Task to complete:
In how many lines of the data below does the word "shortcut" appear? Reply with the number and nothing more.

(Beginning of Data provided)

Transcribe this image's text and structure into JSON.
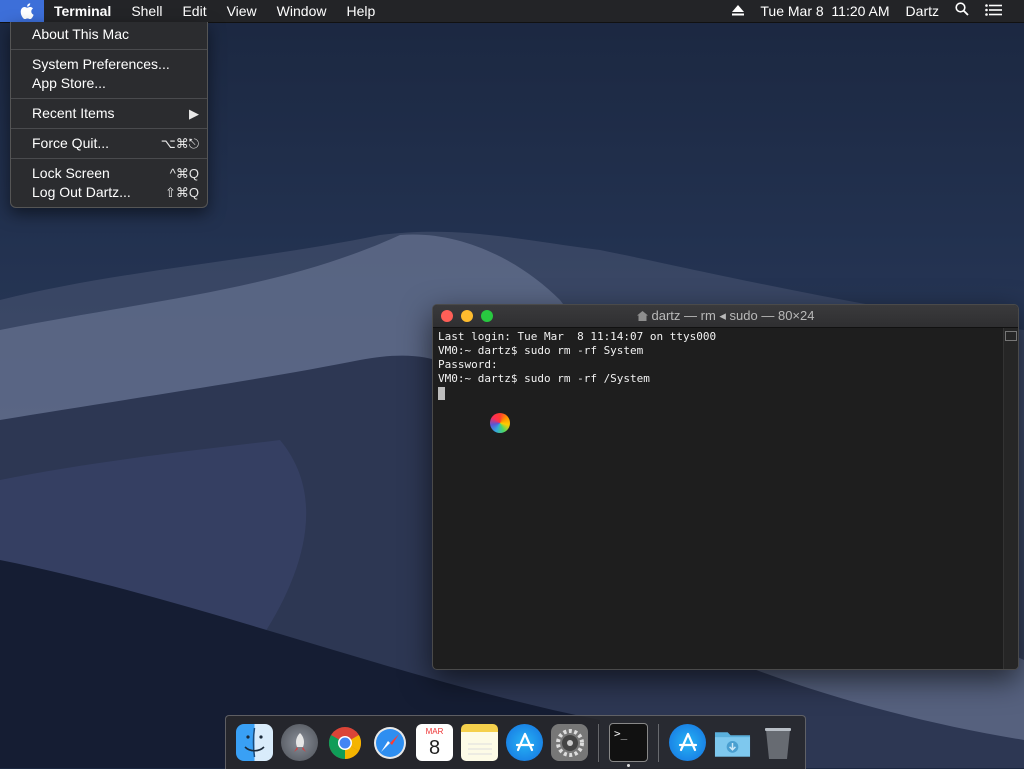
{
  "menubar": {
    "app_name": "Terminal",
    "menus": [
      "Shell",
      "Edit",
      "View",
      "Window",
      "Help"
    ],
    "datetime": "Tue Mar 8  11:20 AM",
    "user": "Dartz"
  },
  "apple_menu": {
    "items": [
      {
        "label": "About This Mac",
        "shortcut": ""
      },
      {
        "label": "System Preferences...",
        "shortcut": ""
      },
      {
        "label": "App Store...",
        "shortcut": ""
      },
      {
        "label": "Recent Items",
        "shortcut": "▶"
      },
      {
        "label": "Force Quit...",
        "shortcut": "⌥⌘⎋"
      },
      {
        "label": "Lock Screen",
        "shortcut": "^⌘Q"
      },
      {
        "label": "Log Out Dartz...",
        "shortcut": "⇧⌘Q"
      }
    ]
  },
  "terminal": {
    "title": "dartz — rm ◂ sudo — 80×24",
    "lines": [
      "Last login: Tue Mar  8 11:14:07 on ttys000",
      "VM0:~ dartz$ sudo rm -rf System",
      "Password:",
      "VM0:~ dartz$ sudo rm -rf /System"
    ]
  },
  "dock": {
    "apps": [
      "finder-icon",
      "launchpad-icon",
      "chrome-icon",
      "safari-icon",
      "calendar-icon",
      "notes-icon",
      "app-store-icon",
      "system-preferences-icon",
      "terminal-icon",
      "app-store-folder-icon",
      "downloads-folder-icon",
      "trash-icon"
    ],
    "calendar_month": "MAR",
    "calendar_day": "8"
  },
  "colors": {
    "menu_highlight": "#3d6fd9",
    "traffic_red": "#fe5f57",
    "traffic_yellow": "#febc2e",
    "traffic_green": "#28c840"
  }
}
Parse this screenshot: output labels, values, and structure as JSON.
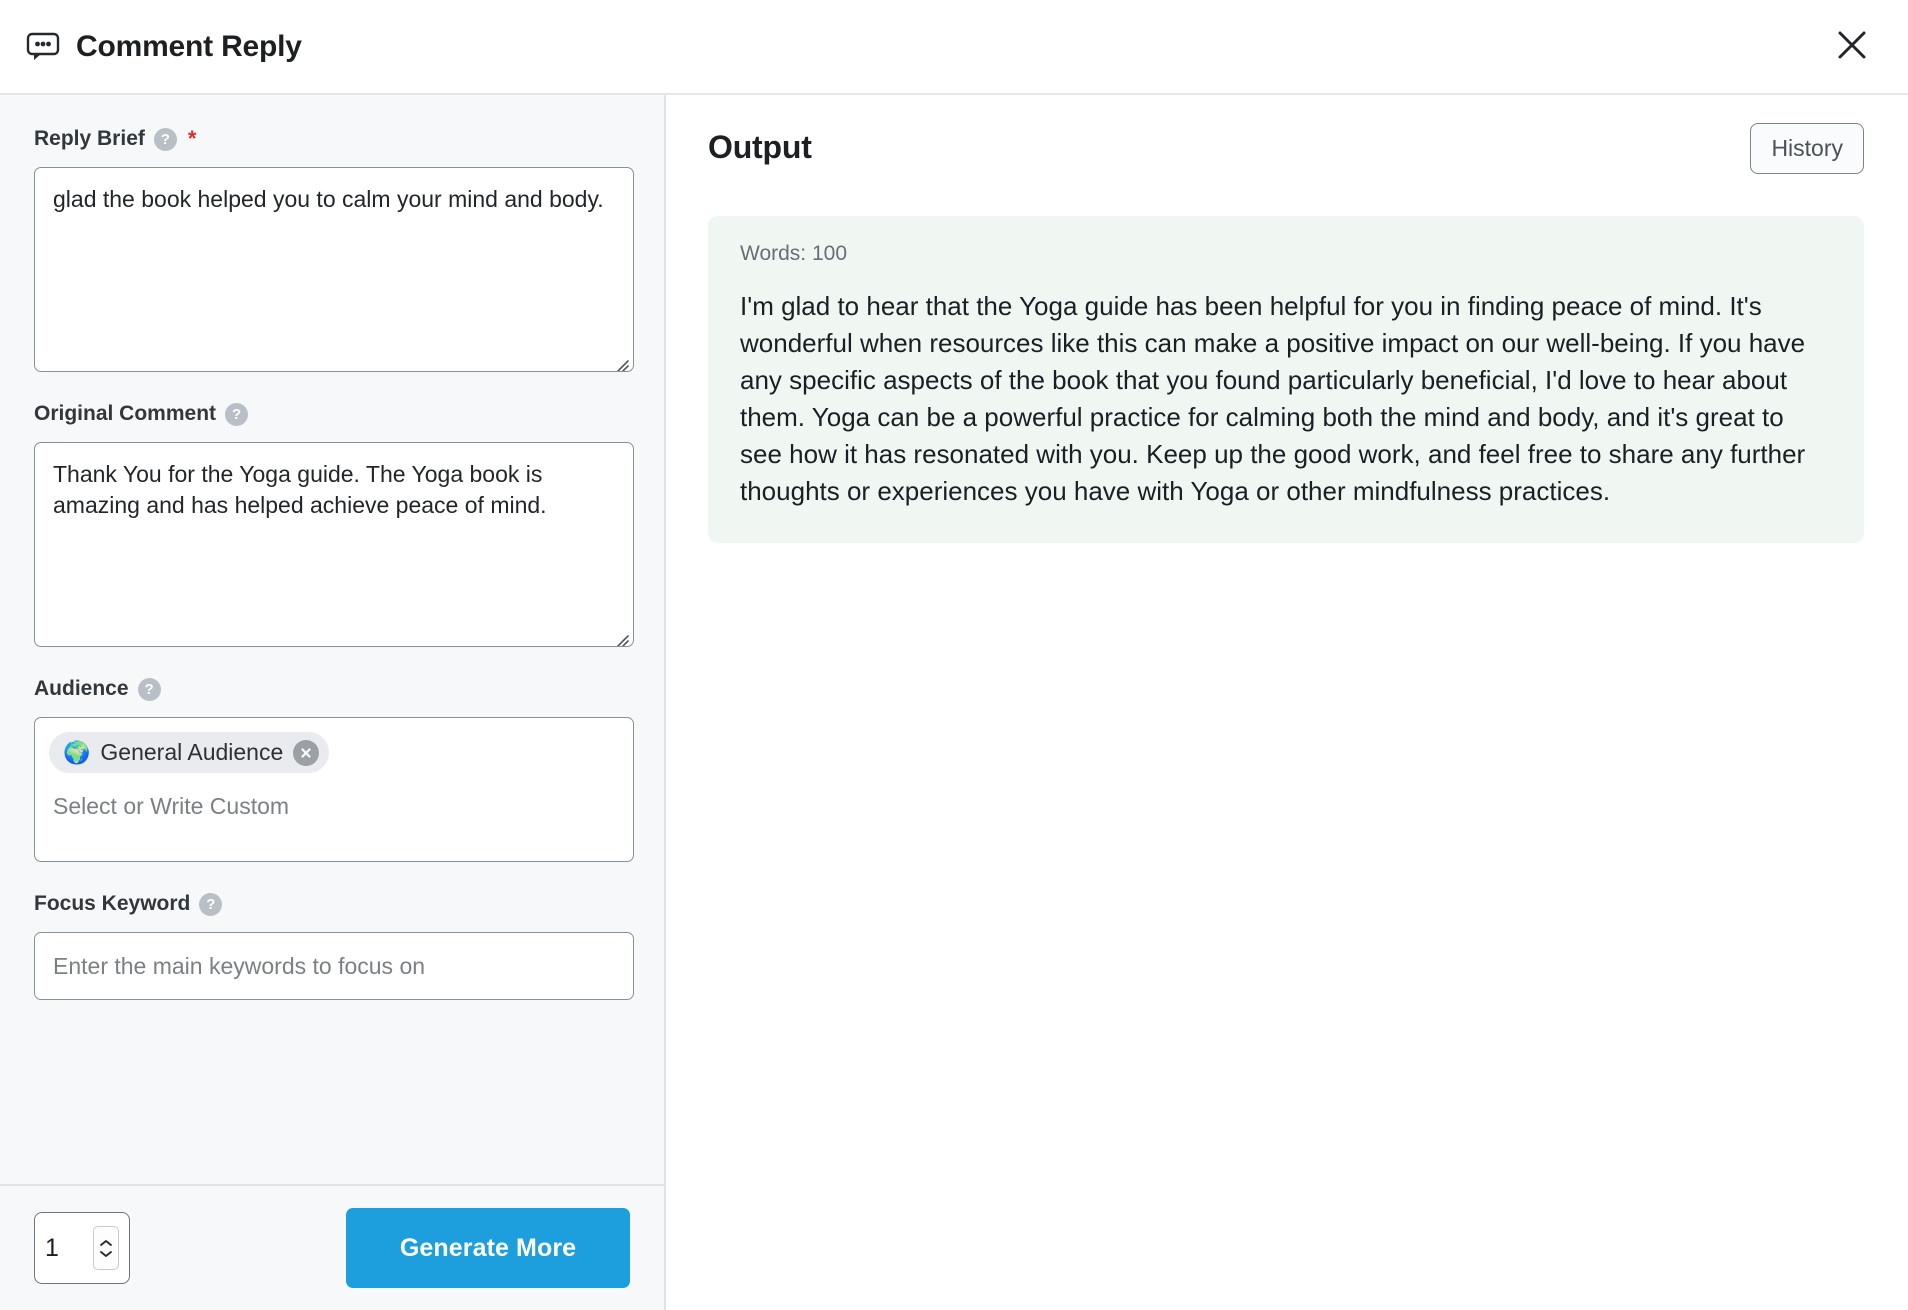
{
  "header": {
    "title": "Comment Reply",
    "icon": "comment-bubble-icon",
    "close_icon": "close-icon"
  },
  "form": {
    "reply_brief": {
      "label": "Reply Brief",
      "help_icon": "help-icon",
      "required_marker": "*",
      "value": "glad the book helped you to calm your mind and body."
    },
    "original_comment": {
      "label": "Original Comment",
      "help_icon": "help-icon",
      "value": "Thank You for the Yoga guide. The Yoga book is amazing and has helped achieve peace of mind."
    },
    "audience": {
      "label": "Audience",
      "help_icon": "help-icon",
      "chips": [
        {
          "emoji": "🌍",
          "label": "General Audience",
          "remove_icon": "close-icon"
        }
      ],
      "placeholder": "Select or Write Custom"
    },
    "focus_keyword": {
      "label": "Focus Keyword",
      "help_icon": "help-icon",
      "placeholder": "Enter the main keywords to focus on",
      "value": ""
    }
  },
  "footer": {
    "count_value": "1",
    "generate_label": "Generate More"
  },
  "output": {
    "title": "Output",
    "history_label": "History",
    "words_label": "Words: 100",
    "text": "I'm glad to hear that the Yoga guide has been helpful for you in finding peace of mind. It's wonderful when resources like this can make a positive impact on our well-being. If you have any specific aspects of the book that you found particularly beneficial, I'd love to hear about them. Yoga can be a powerful practice for calming both the mind and body, and it's great to see how it has resonated with you. Keep up the good work, and feel free to share any further thoughts or experiences you have with Yoga or other mindfulness practices."
  },
  "colors": {
    "accent_blue": "#1d9fdd",
    "panel_bg": "#f7f8fa",
    "output_card_bg": "#f0f7f3",
    "required_red": "#e02b2b"
  }
}
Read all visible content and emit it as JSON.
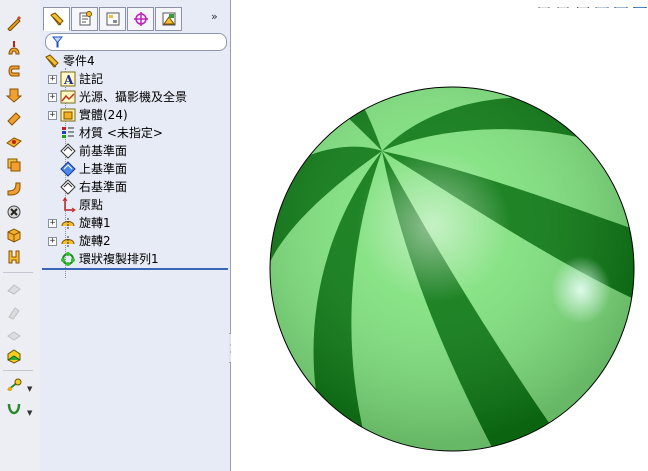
{
  "toolbar": {
    "icons": [
      "sketch-icon",
      "extrude-boss-icon",
      "revolve-boss-icon",
      "loft-icon",
      "sweep-icon",
      "plane-icon",
      "shell-icon",
      "fillet-icon",
      "chamfer-icon",
      "cut-icon",
      "rib-icon",
      "disabled-feature-icon-1",
      "disabled-feature-icon-2",
      "disabled-feature-icon-3",
      "instant3d-icon",
      "reference-geometry-icon",
      "curves-icon"
    ]
  },
  "panel": {
    "tabs": [
      "featuremanager-tab",
      "propertymanager-tab",
      "configurationmanager-tab",
      "dimxpert-tab",
      "display-manager-tab"
    ],
    "more_label": "»"
  },
  "tree": {
    "root": "零件4",
    "items": [
      {
        "label": "註記",
        "icon": "annotations-icon",
        "expandable": true
      },
      {
        "label": "光源、攝影機及全景",
        "icon": "lights-cameras-icon",
        "expandable": true
      },
      {
        "label": "實體(24)",
        "icon": "solid-bodies-icon",
        "expandable": true
      },
      {
        "label": "材質 <未指定>",
        "icon": "material-icon",
        "expandable": false
      },
      {
        "label": "前基準面",
        "icon": "plane-icon",
        "expandable": false
      },
      {
        "label": "上基準面",
        "icon": "plane-selected-icon",
        "expandable": false
      },
      {
        "label": "右基準面",
        "icon": "plane-icon",
        "expandable": false
      },
      {
        "label": "原點",
        "icon": "origin-icon",
        "expandable": false
      },
      {
        "label": "旋轉1",
        "icon": "revolve-icon",
        "expandable": true
      },
      {
        "label": "旋轉2",
        "icon": "revolve-icon",
        "expandable": true
      },
      {
        "label": "環狀複製排列1",
        "icon": "circular-pattern-icon",
        "expandable": false
      }
    ]
  },
  "viewport": {
    "model": "striped-sphere",
    "stripe_colors": [
      "#0d7a14",
      "#7ee07c"
    ]
  }
}
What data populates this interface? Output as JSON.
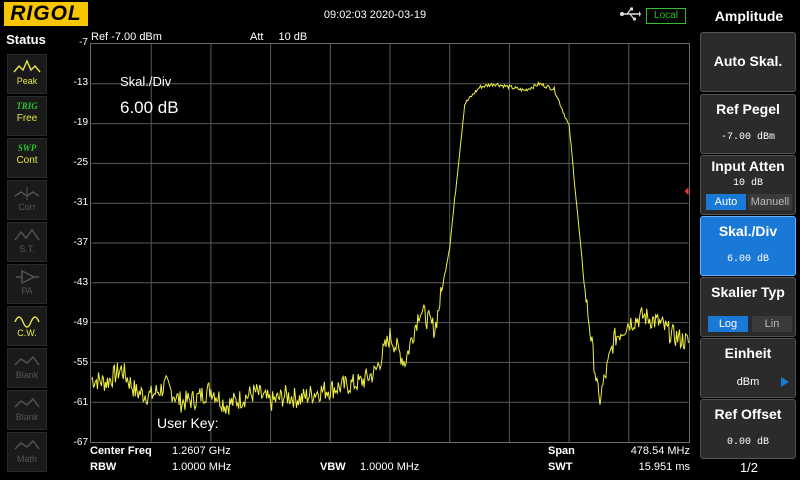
{
  "brand": "RIGOL",
  "datetime": "09:02:03 2020-03-19",
  "local_badge": "Local",
  "status": {
    "title": "Status",
    "buttons": [
      {
        "title": "",
        "label": "Peak",
        "icon": "peak-icon",
        "state": "on"
      },
      {
        "title": "TRIG",
        "label": "Free",
        "icon": "",
        "state": "on"
      },
      {
        "title": "SWP",
        "label": "Cont",
        "icon": "",
        "state": "on"
      },
      {
        "title": "",
        "label": "Corr",
        "icon": "corr-icon",
        "state": "off"
      },
      {
        "title": "",
        "label": "S.T.",
        "icon": "st-icon",
        "state": "off"
      },
      {
        "title": "",
        "label": "PA",
        "icon": "pa-icon",
        "state": "off"
      },
      {
        "title": "",
        "label": "C.W.",
        "icon": "cw-icon",
        "state": "on"
      },
      {
        "title": "",
        "label": "Blank",
        "icon": "blank-icon",
        "state": "off"
      },
      {
        "title": "",
        "label": "Blank",
        "icon": "blank-icon",
        "state": "off"
      },
      {
        "title": "",
        "label": "Math",
        "icon": "math-icon",
        "state": "off"
      }
    ]
  },
  "header": {
    "ref_label": "Ref",
    "ref_value": "-7.00 dBm",
    "att_label": "Att",
    "att_value": "10 dB"
  },
  "overlay": {
    "scale_label": "Skal./Div",
    "scale_value": "6.00 dB",
    "user_key": "User Key:"
  },
  "footer": {
    "center_freq_label": "Center Freq",
    "center_freq_value": "1.2607 GHz",
    "rbw_label": "RBW",
    "rbw_value": "1.0000 MHz",
    "vbw_label": "VBW",
    "vbw_value": "1.0000 MHz",
    "span_label": "Span",
    "span_value": "478.54 MHz",
    "swt_label": "SWT",
    "swt_value": "15.951 ms"
  },
  "menu": {
    "title": "Amplitude",
    "auto_scale": "Auto Skal.",
    "ref_level_label": "Ref Pegel",
    "ref_level_value": "-7.00 dBm",
    "input_atten_label": "Input Atten",
    "input_atten_value": "10 dB",
    "input_atten_opt_auto": "Auto",
    "input_atten_opt_manual": "Manuell",
    "scale_div_label": "Skal./Div",
    "scale_div_value": "6.00 dB",
    "scale_type_label": "Skalier Typ",
    "scale_type_opt_log": "Log",
    "scale_type_opt_lin": "Lin",
    "unit_label": "Einheit",
    "unit_value": "dBm",
    "ref_offset_label": "Ref Offset",
    "ref_offset_value": "0.00 dB",
    "page": "1/2"
  },
  "colors": {
    "trace": "#f0f040",
    "grid": "#5a5a5a",
    "accent": "#1a78d6",
    "local": "#2ec12e",
    "logo": "#f7c600"
  },
  "chart_data": {
    "type": "line",
    "xlabel": "",
    "ylabel": "",
    "ylim": [
      -67,
      -7
    ],
    "y_ticks": [
      "-7",
      "-13",
      "-19",
      "-25",
      "-31",
      "-37",
      "-43",
      "-49",
      "-55",
      "-61",
      "-67"
    ],
    "x_range_mhz": [
      1021.43,
      1499.97
    ],
    "series": [
      {
        "x": [
          1021.4,
          1033.4,
          1045.4,
          1057.3,
          1069.3,
          1081.3,
          1093.2,
          1105.2,
          1117.2,
          1129.1,
          1141.1,
          1153.1,
          1165.0,
          1177.0,
          1189.0,
          1200.9,
          1212.9,
          1224.9,
          1236.8,
          1248.8,
          1260.8,
          1272.7,
          1284.7,
          1296.7,
          1308.6,
          1320.6,
          1332.6,
          1344.5,
          1356.5,
          1368.5,
          1380.4,
          1392.4,
          1404.4,
          1416.3,
          1428.3,
          1440.3,
          1452.2,
          1464.2,
          1476.2,
          1488.1,
          1500.0
        ],
        "y": [
          -57.5,
          -58.0,
          -56.0,
          -59.5,
          -60.0,
          -58.5,
          -61.0,
          -60.5,
          -59.0,
          -61.5,
          -60.5,
          -59.5,
          -61.0,
          -60.0,
          -60.5,
          -59.5,
          -59.0,
          -58.5,
          -58.0,
          -56.5,
          -51.0,
          -55.0,
          -47.0,
          -50.0,
          -37.5,
          -16.0,
          -13.5,
          -13.0,
          -13.5,
          -14.0,
          -13.0,
          -13.8,
          -19.5,
          -43.0,
          -61.0,
          -51.5,
          -49.0,
          -48.0,
          -49.0,
          -51.0,
          -52.0
        ]
      }
    ]
  }
}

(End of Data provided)

Answer area:
7